I believe there is a need for more of the gentler variety of sci-fi that explores personalities, individual lives and, especially, the lives of women. Psychological suspense is a very popular genre with the female sex, and it combines beautifully, in my opinion, with speculative fiction and science fiction. Consider the series 'Humans', currently showing on UK Channel 4 TV. This is a great example of informed scientific opinion meshed with the conflicts arising in an ordinary family. OK, the family has a 'synth' to make their meals and clean their house, but they're a pretty typical family, parents and three kids, with a good few secrets and lots of anxiety and stress. The presence of a synth (is she conscious? What does that actually mean?) is an added complication, and it combines beautifully with absent Mum, angsty teenagers and tempted Dad.
I've just read a book called 'A Calculated Life' by Anne Charnock. It was a finalist for the Philip K. Dick Award and the Kitschies Golden Tentacle (Debut Novel) Award, and a very worthy one in my opinion. It's set in the late twenty-first century, where big business is employing 'simulants' (artificially grown, genetically engineered individuals) to carry out advanced mathematical modelling and forecast economic trends. Jayna, the protagonist, is one of these super-intelligent synths, and the book is written from her perspective. Far from being an emotionless robot, she adores her stick insect pets and has warm feelings for her friends. But she and the other synths live a restricted life in a kind of institution which limits their social interaction and enforces early bedtimes and a controlled diet. When Jayna develops feelings for a biological human and begins to question her life and long for change, her troubles begin.
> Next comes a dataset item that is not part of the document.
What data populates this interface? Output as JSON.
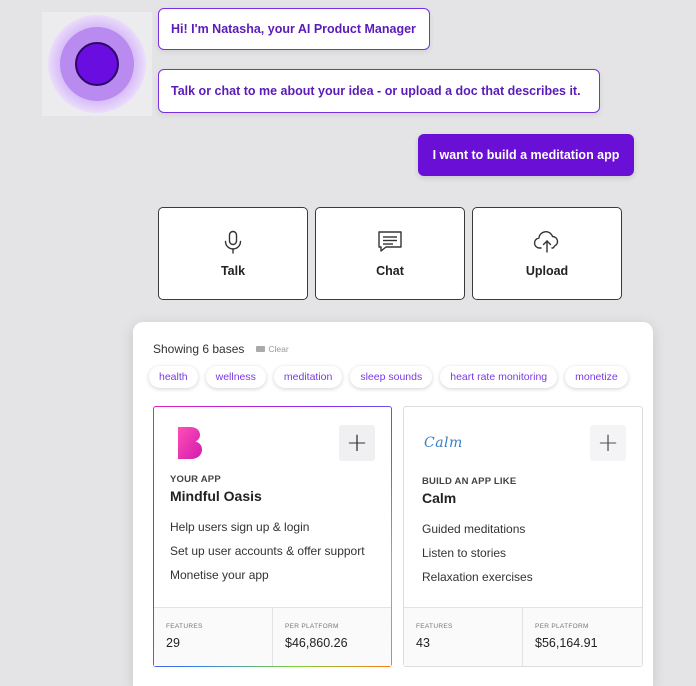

What I love about this book is its focus on a very appealing individual and the problems she encounters in her friendships and her work. This makes Jayna someone with whom I can emphathise (the stick insects help!). Her problems, although embodied in a different age, are not so far from my own experience. Just as in 'Humans', we have interesting (and important) social and scientific questions, explored from the perspective of a character we care about.
I have tried to do something similar in my own novel, shortly to be released, called 'Lena's Nest'. Lena is a scientist and a mum, who through a terrible accident ends up in the world of 2104. Like Jayna, she is human, but her ideas of what this means are very soon to be tested to the limit. The Meks she encounters are a new branch of humanity, distinct from the Bluds, who are the biologically-evolved humans. What's more, Lena's own work on AI is at least partly responsible for some of the problems of the Meks, through the failure (not really Lena's fault) to establish sound ethical practice. Lena engages with the Meks, with a rather irritating Blud called Noah, with her own cognitive 'twin' and with the problem of finding out what happened to her children. I have tried to create an exciting and moving story while encouraging my readers to think about some of the relevant issues. I hope it works!
PS More news of 'Lena's Nest' soon. You can read more about my novel and ask for a free pre-publication review copy here.